Conner O’Malley is a frequent guest star on ITYSL, giving outrageous performances as a horny driver, sleazy music producer, and irate dog owner. Thanks to him, “Tasty Time Vids” is tremendously weird, one of the best sketches of the season and O’Malley’s wildest performance on the show to date. Playing campaign-office co-workers, O’Malley’s Draven shrieks at Robinson’s David for not following him on Instagram. Draven makes David follow him and repeatedly texts David in the middle of the night demanding he watch Tasty Time Vids. It’s pitch-perfect satire of the creator economy, the most warped endpoint of the pressure to be popular online. You’re doing something right when you can make Robinson look normal.
4. “Summer Loving” & “Summer Loving: Farewell”
Given Perfect Match features a Robinson-worthy character, it was only a matter of time before ITYSL came for the endless deluge of dating shows. In “Summer Loving,” one woman must find true love in a pile of buff boys, making the not-so-tough call to eliminate Robinson’s Ronnie due to overwhelming evidence he’s only in it for the zip line. Cut to a *chef’s kiss* montage of Ronnie making jump after jump into the pool as the rest of the contestants look on. ITYSL later treats us to another zip-lining montage complete with a butt-rock guitar solo, a delightfully corny ribbon on the whole affair. Awwww!

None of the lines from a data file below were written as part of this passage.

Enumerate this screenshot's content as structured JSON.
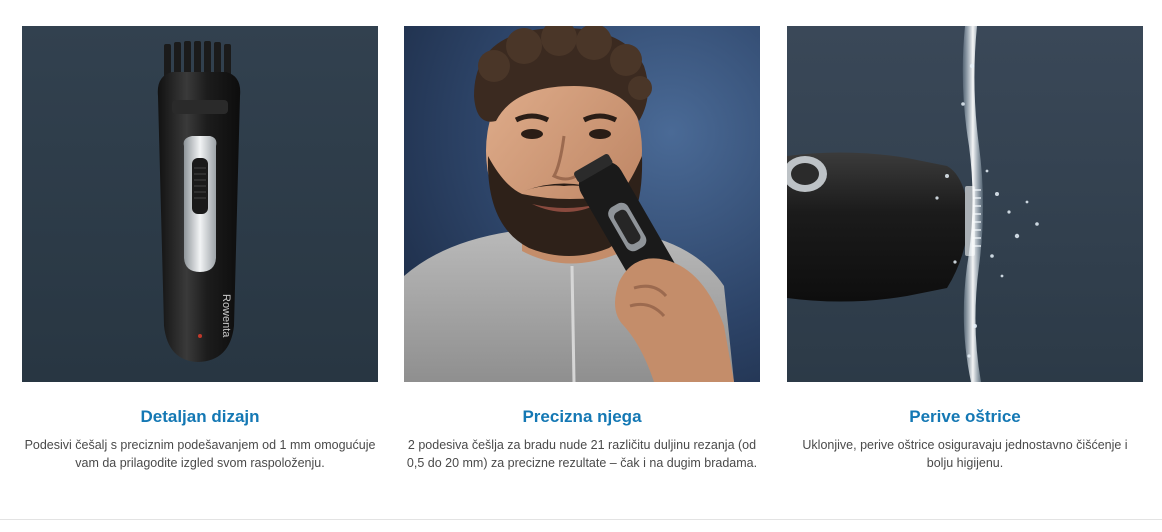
{
  "features": [
    {
      "image_alt": "trimmer-icon",
      "title": "Detaljan dizajn",
      "description": "Podesivi češalj s preciznim podešavanjem od 1 mm omogućuje vam da prilagodite izgled svom raspoloženju.",
      "brand_text": "Rowenta"
    },
    {
      "image_alt": "man-trimming-beard-photo",
      "title": "Precizna njega",
      "description": "2 podesiva češlja za bradu nude 21 različitu duljinu rezanja (od 0,5 do 20 mm) za precizne rezultate – čak i na dugim bradama."
    },
    {
      "image_alt": "washable-blades-photo",
      "title": "Perive oštrice",
      "description": "Uklonjive, perive oštrice osiguravaju jednostavno čišćenje i bolju higijenu."
    }
  ],
  "colors": {
    "title": "#1478b4",
    "text": "#4a4a4a",
    "image_bg": "#2c3a47"
  }
}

“Jellybean” is a masterclass in the Tim Robinson School of Losing Your Shit. Robinson plays silent performer Richard Brecky, whose latest revue, Jellybean, is billed as 73 heartwarming stories that delight the imagination. However, nobody can tell what the hell he’s doing. Brecky declares, “If I talk, you get money, but I never talk,” only to be proven wrong again and again to hilarious effect. Robinson’s trademark cadence is on full display, punctuating lines such as “LEAVE! ME! ALLLLONE!” like the unholy lovechild of William Shatner and a drill sergeant. Every single moment of Brecky muttering under his breath and full-on turbo time outbursts is comedic gold.
2. “The Driving Crooner”
“The Driving Crooner” easily cruises into the “Calico Cut” pantheon of great ITYSL sketches. It all begins with a classic Robinson misdirect: a co-worker’s DUI that inspires our hero to volunteer as a designated driver for his colleagues. Little do they know he’s the Driving Crooner, a maniac at the wheel behind window decals of an old fedora and cigar. Robinson’s exaggerated puffs and jaunty waving are matched only by his road rage when he insists passing cars are trying to make him look fake. The Driving Crooner may not make any money, but with expert camerawork, it makes a hell of a bit.
1. “Darmine Doggy Door”
What the fuck?! What the fuck?! “Darmine Doggy Door” is season three’s phenomenal answer to “Has this ever happened to you?” and Corncob TV, an ad turned utter descent into madness. Robinson’s increasingly erratic delivery lends itself well to commercials, this time peddling doggy doors with a hard cut to a squealing inhuman creature that burst into his home. Further down the spiral of non sequiturs, we learn it was a sleep-deprived hallucination of a pig in a Richard Nixon mask, because why not? Every nth detour ITYSL makes from the original premise takes sketch comedy to absurd new heights. There are monsters on the world, and they’re all Tim Robinson characters.